(1) The party seeking the writ has no other adequate means, such as a direct appeal, to attain the relief he or she desires. (2) The petitioner will be damaged or prejudiced in a way not correctable on appeal. (This guideline is closely related to the first.) (3) The district court's order is clearly erroneous as a matter of law. (4) The district court's order is an oft-repeated error, or manifests a persistent disregard of the federal rules. (5) The district court's order raises new and important problems, or issues of law of first impression.
Bauman v. United States District Court, 557 F.2d 650, 654-55 (9th Cir.1977) (citations omitted); see also Credit Suisse, 130 F.3d at 1345. None of the guidelines is determinative and all five need not be satisfied for a writ to issue. See Credit Suisse, 130 F.3d at 1345. Indeed, the guidelines will rarely all point in the same direction or all be relevant or applicable. See id.
We conclude that Silver Sage is unable to meet its high burden. The basis of Silver Sage's petition is the district court's award of a new trial. It is well-established that "[a] trial court's ordering of a new trial rarely, if ever, will justify the issuance of a writ of mandamus." Allied Chem. Corp. v. Daiflon, Inc., 449 U.S. 33, 36, 101 S.Ct. 188, 66 L.Ed.2d 193 (1980) (per curiam). An application of the Bauman guidelines confirms that this petition does not present an exception to this general rule.
First, the district court order granting new trial and remittitur and all determinations relating thereto are fully reviewable on appeal from a final judgment. "Consequently, it cannot be said that [Silver Sage] 'has no other adequate means to seek the relief [it] desires." ' Allied Chem. Corp., 449 U.S. at 36. The record does not support Silver Sage's allegation that the district court artificially capped the damage award or deliberately delayed the proceedings to prevent direct appeal.
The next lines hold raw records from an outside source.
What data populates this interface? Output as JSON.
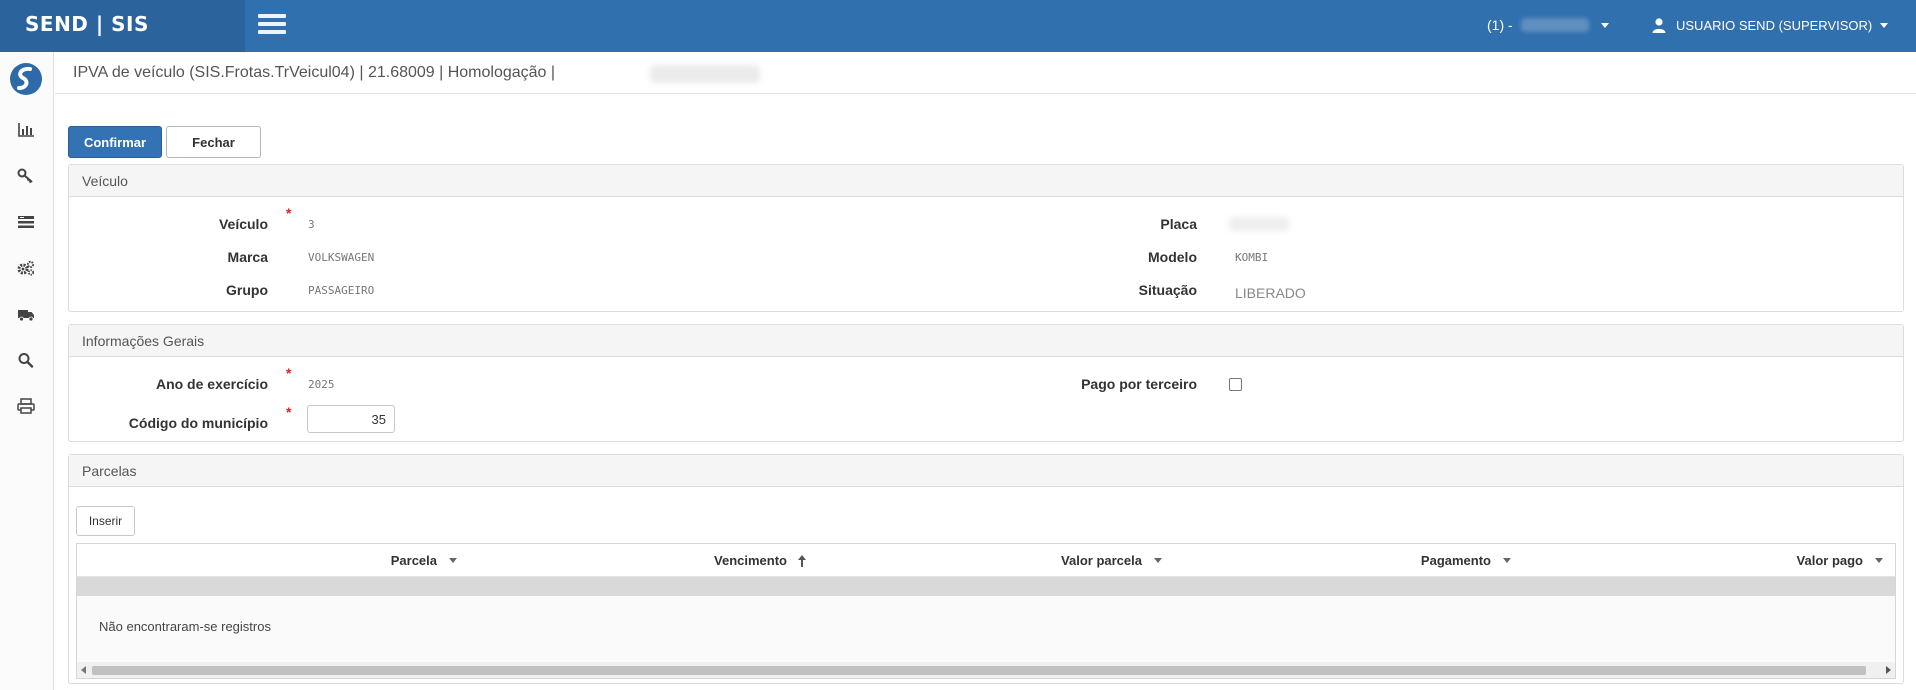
{
  "header": {
    "brand": "SEND | SIS",
    "company_prefix": "(1) -",
    "user_label": "USUARIO SEND (SUPERVISOR)"
  },
  "page": {
    "title": "IPVA de veículo (SIS.Frotas.TrVeicul04) | 21.68009 | Homologação |"
  },
  "toolbar": {
    "confirm_label": "Confirmar",
    "close_label": "Fechar"
  },
  "vehicle_panel": {
    "title": "Veículo",
    "veiculo_label": "Veículo",
    "veiculo_value": "3",
    "marca_label": "Marca",
    "marca_value": "VOLKSWAGEN",
    "grupo_label": "Grupo",
    "grupo_value": "PASSAGEIRO",
    "placa_label": "Placa",
    "modelo_label": "Modelo",
    "modelo_value": "KOMBI",
    "situacao_label": "Situação",
    "situacao_value": "LIBERADO"
  },
  "general_panel": {
    "title": "Informações Gerais",
    "ano_label": "Ano de exercício",
    "ano_value": "2025",
    "municipio_label": "Código do município",
    "municipio_value": "35",
    "pago_terceiro_label": "Pago por terceiro",
    "pago_terceiro_checked": false
  },
  "installments_panel": {
    "title": "Parcelas",
    "insert_label": "Inserir",
    "columns": [
      "Parcela",
      "Vencimento",
      "Valor parcela",
      "Pagamento",
      "Valor pago"
    ],
    "empty_message": "Não encontraram-se registros"
  },
  "colors": {
    "topbar": "#3170ae",
    "brand_bg": "#2b649d",
    "primary_button": "#3473b3",
    "required": "#e02020"
  },
  "icons": {
    "sidebar": [
      "chart-icon",
      "key-icon",
      "list-icon",
      "gears-icon",
      "truck-icon",
      "search-icon",
      "print-icon"
    ]
  }
}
Second, Silver Sage has failed to show that the district court's order is clearly erroneous as a matter of law. Silver Sage isolates one ambiguous paragraph in the order and uses it to attribute nefarious intentions to the district court. The new trial order, however, was based on such issues as causality, insufficiency of the evidence, and failure to mitigate. Silver Sage has not shown that those findings were clearly erroneous.
Third, the court's order is not an oft-repeated error and does not manifest persistent disregard for the federal rules. The record does not support Silver Sage's allegation that the district court refused to hear it on the merits of the new trial order. Finally, the order does not raise new and important problems or issues of law of first impression.
In sum, Silver Sage has not carried its burden of showing that its right to issuance of the writ is " 'clear and indisputable." ' See Bankers Life & Cas. Co., 346 U.S. at 384 (quoting United States v. Duell, 172 U.S. 576, 582, 19 S.Ct. 286, 43 L.Ed. 559 (1899)). Any error by the district court in its new trial order is correctable on appeal. We encourage the district court and the parties to strive for promptness in all subsequent proceedings.